The right support at the right time can be the difference between a country child thriving or falling behind.
Every Australian child has the right to access quality health, education and developmental services. Where you live should not be a barrier to access services or a cause for disadvantage. But the reality is that kids living in rural and remote communities are more likely to start school developmentally vulnerable compared to kids growing up in the city.
‘Developmentally vulnerable’ means a child is in the lowest 10 per cent in at least one of five developmental domains: social, emotional, physical, cognitive and language.
This vulnerability is compounded in rural and remote areas by limited access to services and less chance of early intervention.
Country children need our support
The Australian early development census (AEDC) is a population-based measure of how children in Australia have developed by the time they start their first year of full-time school.
The 2018 AEDC figures show that:
- One in five kids in rural and remote areas are developmentally vulnerable in two or more domains, compared to one in ten kids in metropolitan areas
- Children living in rural and remote areas of Australia are twice as likely to start school developmentally vulnerable than city kids
- Aboriginal and Torres Strait Islander children are twice as likely as non-Indigenous children to be developmentally vulnerable.
Giving voice to the needs of country kids
The Invisible Children
The vulnerability gap between urban and rural children is growing. This Report details the complexity and challenges facing country children and highlights a way forward.
Stories of the Invisible Children
Learn what it is like to be a country child with a developmental vulnerability, and the experiences of the teachers and communities supporting them.
After the Disaster – Recovery for Australia’s Children
More needs to be done to protect children and young people against long-term negative impacts of natural disasters.
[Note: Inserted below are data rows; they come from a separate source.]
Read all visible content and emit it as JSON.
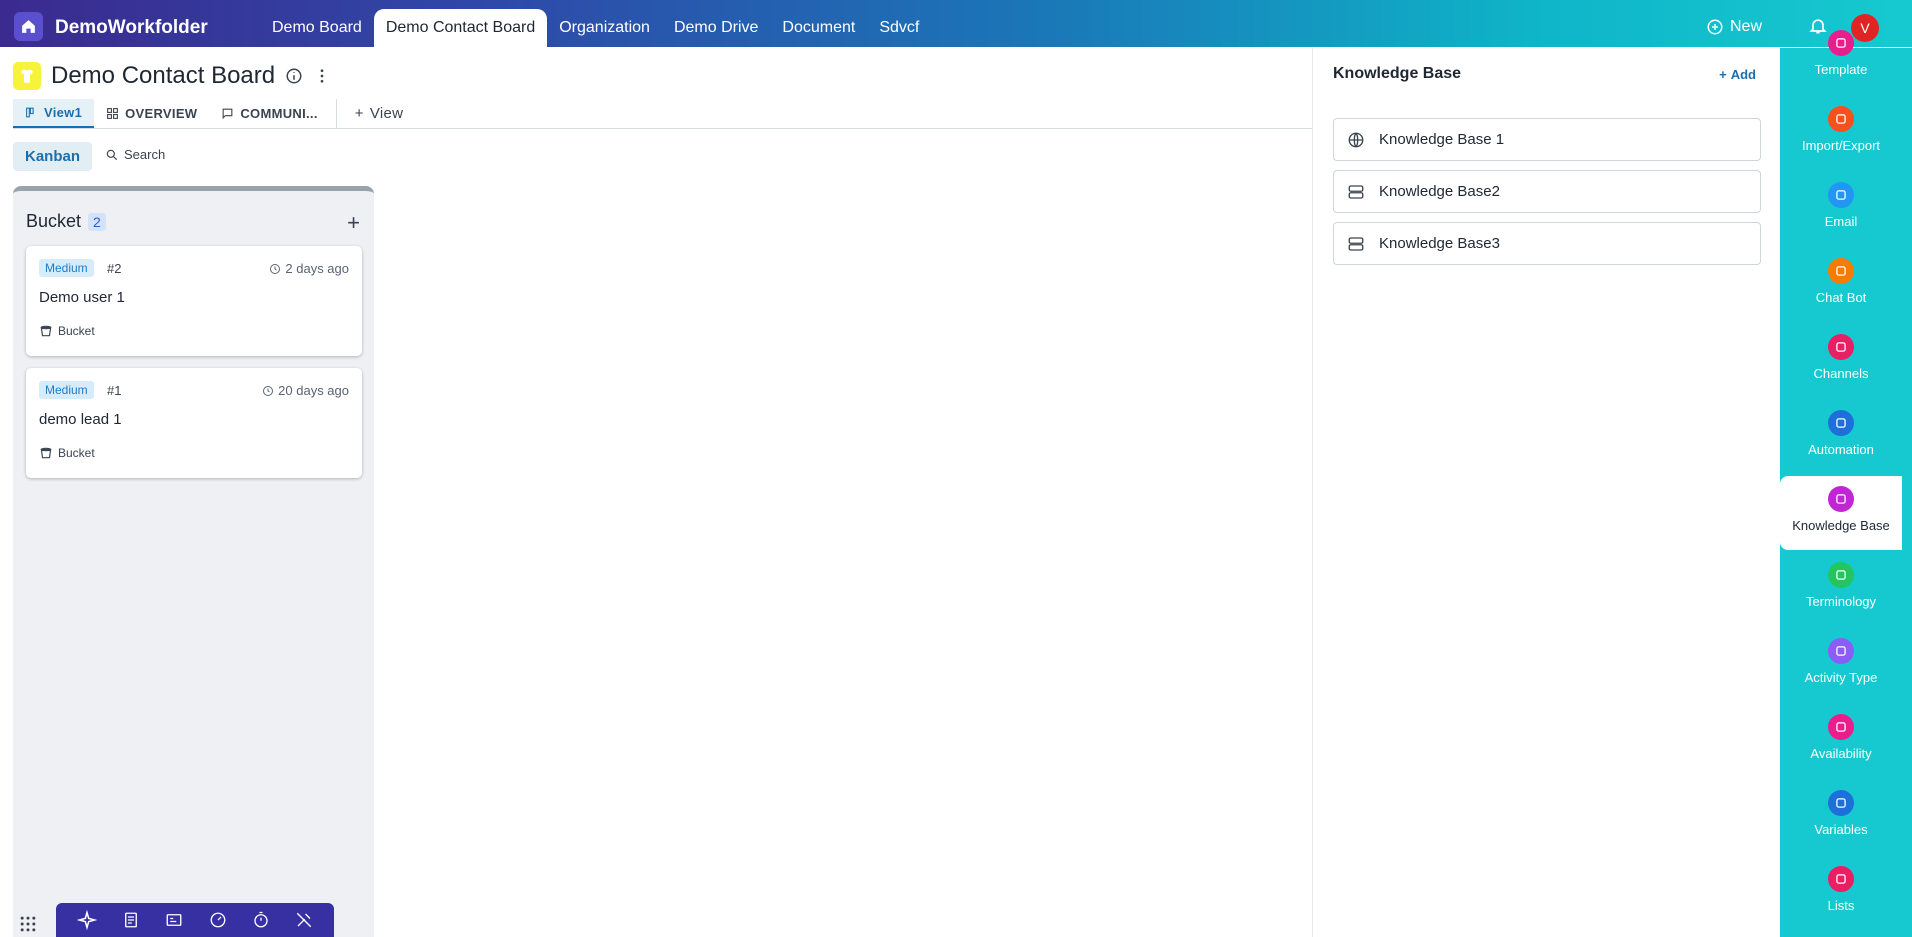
{
  "app": {
    "brand": "DemoWorkfolder",
    "new_label": "New",
    "avatar_initial": "V"
  },
  "tabs": [
    "Demo Board",
    "Demo Contact Board",
    "Organization",
    "Demo Drive",
    "Document",
    "Sdvcf"
  ],
  "active_tab": "Demo Contact Board",
  "board": {
    "title": "Demo Contact Board",
    "views": [
      {
        "label": "View1",
        "icon": "kanban-icon"
      },
      {
        "label": "OVERVIEW",
        "icon": "dashboard-icon"
      },
      {
        "label": "COMMUNI...",
        "icon": "chat-icon"
      }
    ],
    "add_view_label": "View",
    "kanban_label": "Kanban",
    "search_label": "Search"
  },
  "column": {
    "title": "Bucket",
    "count": "2",
    "cards": [
      {
        "priority": "Medium",
        "number": "#2",
        "time": "2 days ago",
        "name": "Demo user 1",
        "bucket": "Bucket"
      },
      {
        "priority": "Medium",
        "number": "#1",
        "time": "20 days ago",
        "name": "demo lead 1",
        "bucket": "Bucket"
      }
    ]
  },
  "knowledge_base": {
    "title": "Knowledge Base",
    "add_label": "Add",
    "items": [
      {
        "label": "Knowledge Base 1",
        "icon": "globe-icon"
      },
      {
        "label": "Knowledge Base2",
        "icon": "database-icon"
      },
      {
        "label": "Knowledge Base3",
        "icon": "database-icon"
      }
    ]
  },
  "right_sidebar": [
    {
      "label": "Template",
      "color": "#e91e8c"
    },
    {
      "label": "Import/Export",
      "color": "#f4511e"
    },
    {
      "label": "Email",
      "color": "#2196f3"
    },
    {
      "label": "Chat Bot",
      "color": "#f57c00"
    },
    {
      "label": "Channels",
      "color": "#e91e63"
    },
    {
      "label": "Automation",
      "color": "#1e6fd9"
    },
    {
      "label": "Knowledge Base",
      "color": "#c026d3"
    },
    {
      "label": "Terminology",
      "color": "#22c55e"
    },
    {
      "label": "Activity Type",
      "color": "#8b5cf6"
    },
    {
      "label": "Availability",
      "color": "#e91e8c"
    },
    {
      "label": "Variables",
      "color": "#1e6fd9"
    },
    {
      "label": "Lists",
      "color": "#e91e63"
    }
  ],
  "active_sidebar": "Knowledge Base"
}
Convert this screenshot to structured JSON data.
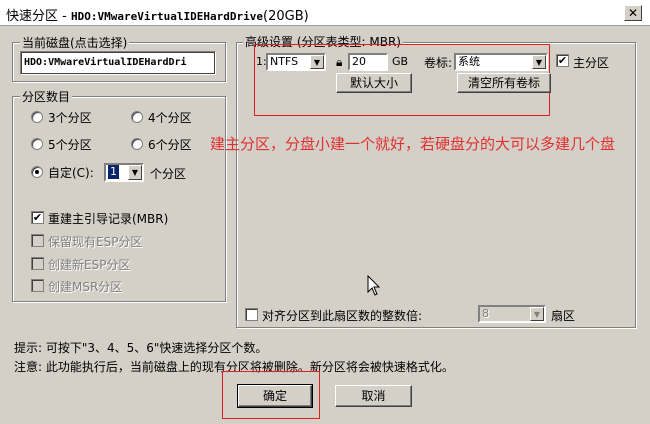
{
  "window": {
    "title_prefix": "快速分区 - ",
    "title_disk": "HDO:VMwareVirtualIDEHardDrive",
    "title_size": "(20GB)",
    "close_label": "✕"
  },
  "disk_group": {
    "title": "当前磁盘(点击选择)",
    "disk_name": "HDO:VMwareVirtualIDEHardDri"
  },
  "count_group": {
    "title": "分区数目",
    "options": [
      {
        "label": "3个分区",
        "checked": false
      },
      {
        "label": "4个分区",
        "checked": false
      },
      {
        "label": "5个分区",
        "checked": false
      },
      {
        "label": "6个分区",
        "checked": false
      }
    ],
    "custom_label": "自定(C):",
    "custom_value": "1",
    "custom_suffix": "个分区",
    "checkboxes": [
      {
        "label": "重建主引导记录(MBR)",
        "checked": true,
        "enabled": true
      },
      {
        "label": "保留现有ESP分区",
        "checked": false,
        "enabled": false
      },
      {
        "label": "创建新ESP分区",
        "checked": false,
        "enabled": false
      },
      {
        "label": "创建MSR分区",
        "checked": false,
        "enabled": false
      }
    ]
  },
  "advanced": {
    "title": "高级设置 (分区表类型: MBR)",
    "row_label": "1:",
    "fs_value": "NTFS",
    "size_value": "20",
    "size_unit": "GB",
    "volume_label_text": "卷标:",
    "volume_value": "系统",
    "primary_label": "主分区",
    "primary_checked": true,
    "default_size_btn": "默认大小",
    "clear_labels_btn": "清空所有卷标",
    "align_label": "对齐分区到此扇区数的整数倍:",
    "align_value": "8",
    "align_unit": "扇区"
  },
  "annotation": "建主分区，分盘小建一个就好，若硬盘分的大可以多建几个盘",
  "hints": {
    "line1": "提示: 可按下\"3、4、5、6\"快速选择分区个数。",
    "line2": "注意: 此功能执行后，当前磁盘上的现有分区将被删除。新分区将会被快速格式化。"
  },
  "buttons": {
    "ok": "确定",
    "cancel": "取消"
  },
  "colors": {
    "window_bg": "#d4d0c8",
    "annotation_red": "#e03030"
  }
}
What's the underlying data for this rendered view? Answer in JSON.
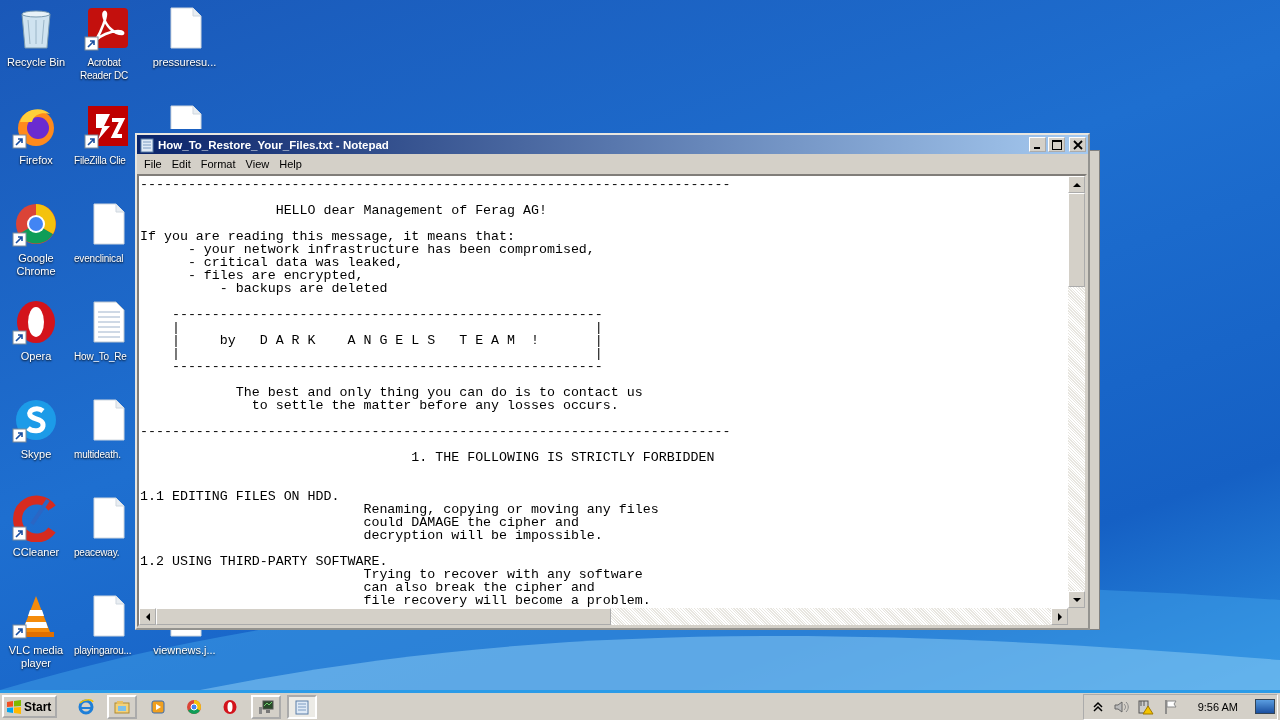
{
  "desktop_icons": [
    {
      "label": "Recycle Bin",
      "kind": "recycle",
      "shortcut": false
    },
    {
      "label": "Firefox",
      "kind": "firefox",
      "shortcut": true
    },
    {
      "label": "Google Chrome",
      "kind": "chrome",
      "shortcut": true
    },
    {
      "label": "Opera",
      "kind": "opera",
      "shortcut": true
    },
    {
      "label": "Skype",
      "kind": "skype",
      "shortcut": true
    },
    {
      "label": "CCleaner",
      "kind": "ccleaner",
      "shortcut": true
    },
    {
      "label": "VLC media player",
      "kind": "vlc",
      "shortcut": true
    },
    {
      "label": "Acrobat Reader DC",
      "kind": "acrobat",
      "shortcut": true
    },
    {
      "label": "FileZilla Clie",
      "kind": "filezilla",
      "shortcut": true
    },
    {
      "label": "evenclinical",
      "kind": "document",
      "shortcut": false
    },
    {
      "label": "How_To_Re",
      "kind": "textfile",
      "shortcut": false
    },
    {
      "label": "multideath.",
      "kind": "document",
      "shortcut": false
    },
    {
      "label": "peaceway.",
      "kind": "document",
      "shortcut": false
    },
    {
      "label": "playingarou...",
      "kind": "document",
      "shortcut": false
    },
    {
      "label": "pressuresu...",
      "kind": "document",
      "shortcut": false
    },
    {
      "kind": "document"
    },
    {
      "label": "viewnews.j...",
      "kind": "document",
      "shortcut": false
    }
  ],
  "notepad": {
    "title": "How_To_Restore_Your_Files.txt - Notepad",
    "menu": [
      "File",
      "Edit",
      "Format",
      "View",
      "Help"
    ],
    "lines": [
      {
        "kind": "line",
        "text": "--------------------------------------------------------------------------"
      },
      {
        "kind": "blank"
      },
      {
        "kind": "line",
        "text": "                 HELLO dear Management of Ferag AG!"
      },
      {
        "kind": "blank"
      },
      {
        "kind": "line",
        "text": "If you are reading this message, it means that:"
      },
      {
        "kind": "line",
        "text": "      - your network infrastructure has been compromised,"
      },
      {
        "kind": "line",
        "text": "      - critical data was leaked,"
      },
      {
        "kind": "line",
        "text": "      - files are encrypted,"
      },
      {
        "kind": "line",
        "text": "          - backups are deleted"
      },
      {
        "kind": "blank"
      },
      {
        "kind": "line",
        "text": "    ------------------------------------------------------"
      },
      {
        "kind": "line",
        "text": "    |                                                    |"
      },
      {
        "kind": "line",
        "text": "    |     by   D A R K    A N G E L S   T E A M  !       |"
      },
      {
        "kind": "line",
        "text": "    |                                                    |"
      },
      {
        "kind": "line",
        "text": "    ------------------------------------------------------"
      },
      {
        "kind": "blank"
      },
      {
        "kind": "line",
        "text": "            The best and only thing you can do is to contact us"
      },
      {
        "kind": "line",
        "text": "              to settle the matter before any losses occurs."
      },
      {
        "kind": "blank"
      },
      {
        "kind": "line",
        "text": "--------------------------------------------------------------------------"
      },
      {
        "kind": "blank"
      },
      {
        "kind": "line",
        "text": "                                  1. THE FOLLOWING IS STRICTLY FORBIDDEN"
      },
      {
        "kind": "blank"
      },
      {
        "kind": "blank"
      },
      {
        "kind": "line",
        "text": "1.1 EDITING FILES ON HDD."
      },
      {
        "kind": "line",
        "text": "                            Renaming, copying or moving any files"
      },
      {
        "kind": "line",
        "text": "                            could DAMAGE the cipher and"
      },
      {
        "kind": "line",
        "text": "                            decryption will be impossible."
      },
      {
        "kind": "blank"
      },
      {
        "kind": "line",
        "text": "1.2 USING THIRD-PARTY SOFTWARE."
      },
      {
        "kind": "line",
        "text": "                            Trying to recover with any software"
      },
      {
        "kind": "line",
        "text": "                            can also break the cipher and"
      },
      {
        "kind": "line",
        "text": "                            file recovery will become a problem."
      }
    ]
  },
  "taskbar": {
    "start": "Start",
    "items": [
      {
        "kind": "ie",
        "open": false,
        "selected": false
      },
      {
        "kind": "explorer",
        "open": true,
        "selected": false
      },
      {
        "kind": "media",
        "open": false,
        "selected": false
      },
      {
        "kind": "chrome",
        "open": false,
        "selected": false
      },
      {
        "kind": "opera",
        "open": false,
        "selected": false
      },
      {
        "kind": "monitor",
        "open": true,
        "selected": false
      },
      {
        "kind": "notepad",
        "open": true,
        "selected": true
      }
    ],
    "clock": "9:56 AM"
  }
}
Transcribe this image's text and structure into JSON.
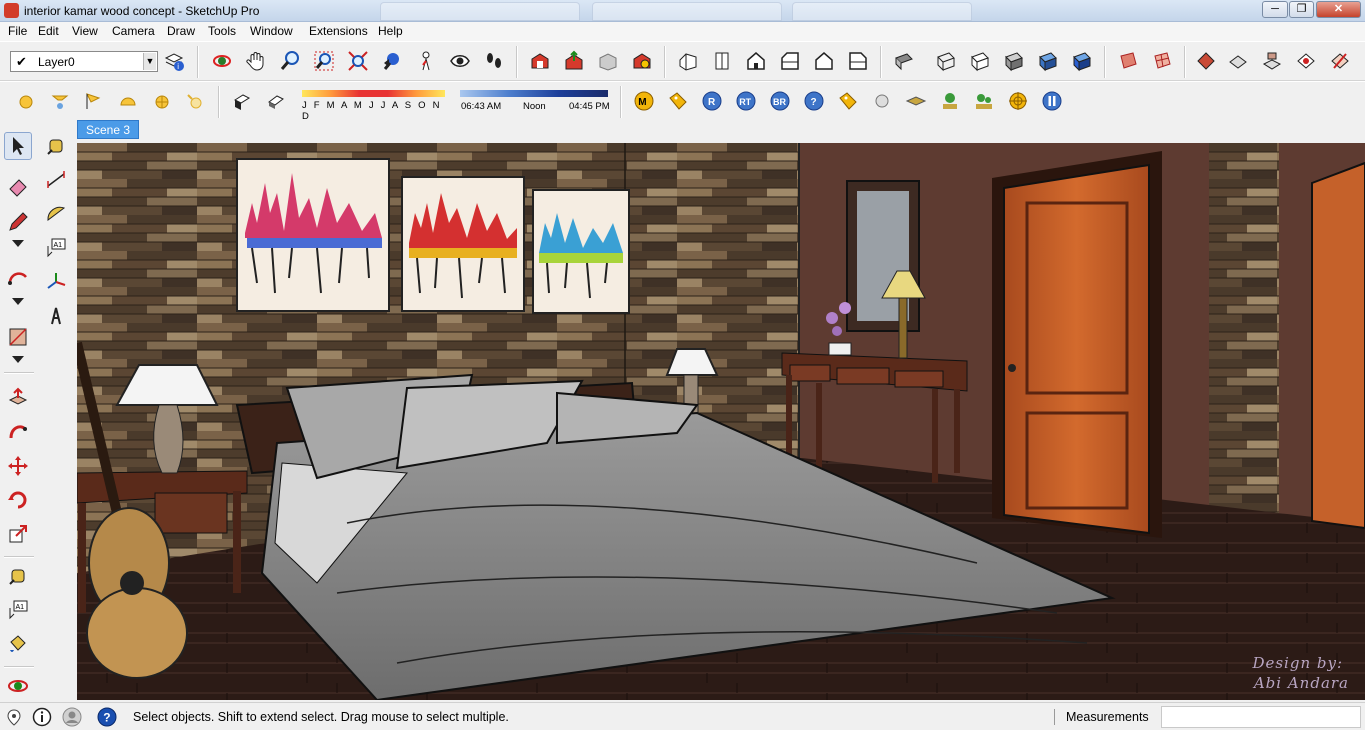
{
  "window": {
    "title": "interior kamar wood concept - SketchUp Pro",
    "controls": [
      "─",
      "❐",
      "✕"
    ]
  },
  "menu": [
    "File",
    "Edit",
    "View",
    "Camera",
    "Draw",
    "Tools",
    "Window",
    "Extensions",
    "Help"
  ],
  "layer": {
    "check": "✔",
    "name": "Layer0",
    "dropdown": "▼"
  },
  "shadow": {
    "months": "J F M A M J J A S O N D",
    "time_start": "06:43 AM",
    "time_mid": "Noon",
    "time_end": "04:45 PM"
  },
  "plugin_buttons": [
    "M",
    "R",
    "RT",
    "BR",
    "?"
  ],
  "scene": {
    "tab": "Scene 3"
  },
  "watermark": {
    "line1": "Design by:",
    "line2": "Abi Andara"
  },
  "status": {
    "hint": "Select objects. Shift to extend select. Drag mouse to select multiple.",
    "measurements_label": "Measurements",
    "measurements_value": ""
  },
  "colors": {
    "scene_tab": "#4b9be8",
    "wall_plaster": "#5e3b31",
    "door_wood": "#c5612a",
    "bedding": "#8c8c8c"
  }
}
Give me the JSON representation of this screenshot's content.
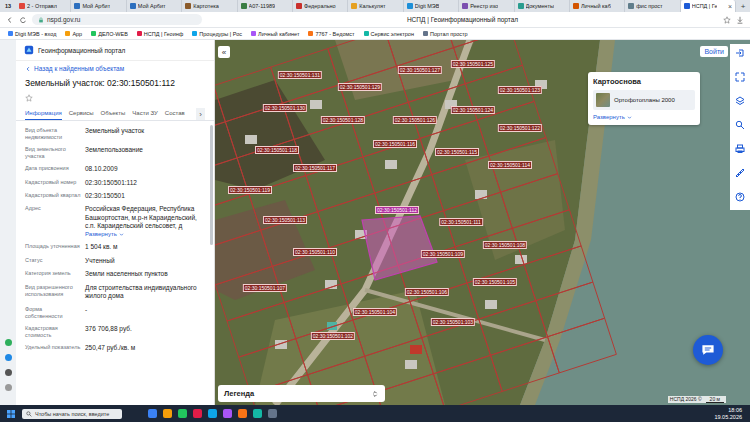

Bushfire Recovery – The Children’s Voices
Elevating the specific needs and voices of Australian children in disaster recovery responses will help build their resilience in the long-term.